The interim results from the recent Youth Wellbeing Survey designed by our Youth Council and YOL! are presented in this report. The survey indicates that young people aged 11+ years are concerned about knife crime, gangs, and burglary. School related concerns were exam stress, not performing well and bullying. Mental health, support for those with disabilities, healthcare and drugs were also cause for concern.
Section Three describes the evidence base and experiences of implementing whole-school approaches. This evidence base suggests that health education on its own does not deliver positive outcomes but requires the involvement of parents/carers, families and the wider community together with a range of teaching methods and health promoting interventions.
Section Four describes the current practice of whole-school approaches delivered in Richmond and presents the results from a mapping exercise of different interventions available in schools and delivered by a range of providers. The section also provides case studies on approaches taken by schools to address emotional and mental health, physical health, and building resilience.
Finally, Section Five offers reflections from the Director of Public Health, and recommendations on scaling up current good practice:

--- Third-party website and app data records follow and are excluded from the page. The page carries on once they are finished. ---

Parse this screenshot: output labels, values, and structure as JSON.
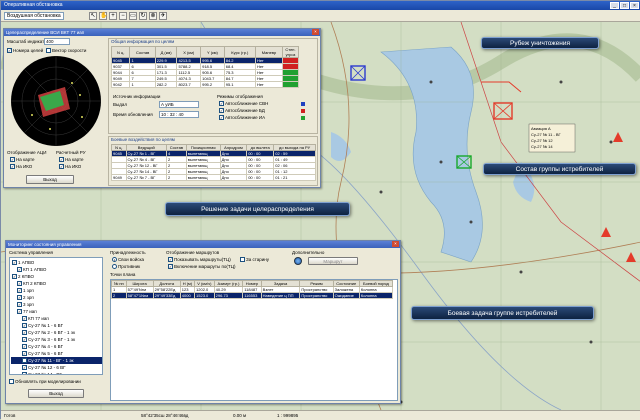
{
  "app": {
    "title": "Оперативная обстановка"
  },
  "menubar": {
    "dropdown": "Воздушная обстановка"
  },
  "toolbar": {
    "icons": [
      "pointer-icon",
      "hand-icon",
      "zoom-in-icon",
      "zoom-out-icon",
      "zoom-rect-icon",
      "refresh-icon",
      "binoculars-icon",
      "plane-icon"
    ]
  },
  "callouts": {
    "kill_line": "Рубеж уничтожения",
    "fighter_group": "Состав группы истребителей",
    "target_assign": "Решение задачи целераспределения",
    "combat_order": "Боевая задача группе истребителей"
  },
  "target_window": {
    "title": "Целераспределение ВСИ ВКТ 77 иап",
    "scale_label": "Масштаб индикатора",
    "scale_value": "400",
    "check_target_numbers": "Номера целей",
    "check_speed_vector": "Вектор скорости",
    "display_label": "Отображение АЦИ",
    "display_onmap": "На карте",
    "display_onikо": "На ИКО",
    "calc_label": "Расчетный РУ",
    "calc_onmap": "На карте",
    "calc_onikо": "На ИКО",
    "exit_btn": "Выход",
    "gen_title": "Общая информация по целям",
    "gen_headers": [
      "N ц.",
      "Состав",
      "Д (км)",
      "X (км)",
      "Y (км)",
      "Курс (гр.)",
      "Маневр",
      "Степ. угроз"
    ],
    "gen_rows": [
      [
        "9045",
        "1",
        "229.9",
        "4213.5",
        "995.6",
        "84.2",
        "Нет",
        ""
      ],
      [
        "9037",
        "6",
        "301.5",
        "5788.2",
        "918.5",
        "68.4",
        "Нет",
        ""
      ],
      [
        "9044",
        "6",
        "171.3",
        "1112.5",
        "905.6",
        "75.3",
        "Нет",
        ""
      ],
      [
        "9049",
        "7",
        "249.5",
        "4074.3",
        "1043.7",
        "84.7",
        "Нет",
        ""
      ],
      [
        "9042",
        "1",
        "282.2",
        "8023.7",
        "995.2",
        "95.1",
        "Нет",
        ""
      ]
    ],
    "source_label": "Источник информации",
    "source_display": "Выдал",
    "source_value": "А уИБ",
    "time_label": "Время обновления",
    "time_value": "10 : 32 : 40",
    "modes_label": "Режимы отображения",
    "mode1": "Автосближение СВН",
    "mode2": "Автосближение БД",
    "mode3": "Автосближение ИА",
    "combat_title": "Боевые воздействия по целям",
    "combat_headers": [
      "N ц.",
      "Ведущий",
      "Состав",
      "Позиционная",
      "Аэродром",
      "до вылета",
      "до выхода на РУ"
    ],
    "combat_rows": [
      [
        "9045",
        "Су-27 № 1 - ВГ",
        "4",
        "вылетающ",
        "Дно",
        "00 : 00",
        "02 : 59"
      ],
      [
        "",
        "Су-27 № 4 - ВГ",
        "2",
        "вылетающ",
        "Дно",
        "00 : 00",
        "01 : 49"
      ],
      [
        "",
        "Су-27 № 12 - ВГ",
        "2",
        "вылетающ",
        "Дно",
        "00 : 00",
        "02 : 06"
      ],
      [
        "",
        "Су-27 № 14 - ВГ",
        "2",
        "вылетающ",
        "Дно",
        "00 : 00",
        "01 : 12"
      ],
      [
        "9049",
        "Су-27 № 7 - ВГ",
        "2",
        "вылетающ",
        "Дно",
        "00 : 00",
        "01 : 21"
      ]
    ]
  },
  "control_window": {
    "title": "Мониторинг состояния управления",
    "tree_label": "Система управления",
    "tree": [
      "1 АПВО",
      "КП 1 АПВО",
      "2 КПВО",
      "КП 2 КПВО",
      "1 зрп",
      "2 зрп",
      "3 зрп",
      "77 иап",
      "КП 77 иап",
      "Су-27 № 1 - 6 ВГ",
      "Су-27 № 2 - 6 ВГ - 1 эк",
      "Су-27 № 3 - 6 ВГ - 1 эк",
      "Су-27 № 4 - 6 ВГ",
      "Су-27 № 5 - 6 ВГ",
      "Су-27 № 11 - ВГ - 1 эк",
      "Су-27 № 12 - 6 ВГ",
      "Су-27 № 14 - ВГ"
    ],
    "refresh_check": "Обновлять при моделировании",
    "exit_btn": "Выход",
    "own_label": "Принадлежность",
    "own1": "Свои войска",
    "own2": "Противник",
    "routes_label": "Отображение маршрутов",
    "route1": "Показывать маршруты(ТЦ)",
    "route2": "Включение маршруты по(ТЦ)",
    "extra_label": "Дополнительно",
    "extra_btn": "Маршрут",
    "backward": "За старину",
    "points_label": "Точки плана",
    "plan_headers": [
      "№ пп",
      "Широта",
      "Долгота",
      "Н (м)",
      "V (км/ч)",
      "Азимут (гр.)",
      "Номер",
      "Задача",
      "Режим",
      "Состояние",
      "Боевой поряд"
    ],
    "plan_rows": [
      [
        "1",
        "57°49'Nгм",
        "29°58'22Eд",
        "123",
        "1202.0",
        "40.29",
        "118487",
        "Взлет",
        "Пространство",
        "Заложена",
        "Колонна"
      ],
      [
        "2",
        "58°47'1Nгм",
        "29°49'33Eд",
        "4000",
        "1523.0",
        "296.73",
        "116553",
        "Наведение ц ПП",
        "Пространство",
        "Ожидание",
        "Колонна"
      ]
    ]
  },
  "status": {
    "left": "Готов",
    "coords": "58°42'35сш  28°46'46вд",
    "height": "0.00 м",
    "scale": "1 : 999895"
  }
}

Recommendation One: Pro-actively influence strategic partners and partnership boards that support the most vulnerable children and young people, most specifically, SEND, Young Carers and those in contact with social care, to maximise health outcomes, particularly as they move through crucial transition points.
Recommendation Two: Facilitate increased collaboration of school and community networks to connect wider partners in Education, Health and the Voluntary Sector, to promote collective action across all areas of health.
Recommendation Three: Set out plans with partners for re-engaging with the London Healthy Schools programme to promote holistic and whole-school and college approaches to health and wellbeing.
Recommendation Four: Strengthen the meaningful participation of children and young people in health and wellbeing strategies and commissioning to facilitate the sharing of their perceptions, concerns and solutions for promoting health.
Recommendation Five: Continue to support schools to work towards implementing the new statutory guidance on RE, RSE and HE through additional training and the publication of a joint strategic statement of support from the council and AfC.
Recommendation Six: Build on the use of social media and digital platforms to promote public health interventions and messages to children and young people through targeted campaigns to promote the young people’s health and wellbeing website: www.gettingiton.org.uk
Together these recommendations will strengthen Richmond’s whole-school approach whilst addressing inequalities throughout childhood by facilitating a nurturing environment for children and young people, who are important residents, student-citizens of today and the adults of tomorrow.
* The Whole-school Approach is used as a generic term that also incorporates schooling within the Early Years including pre-school and nursery education where health behaviours are often set.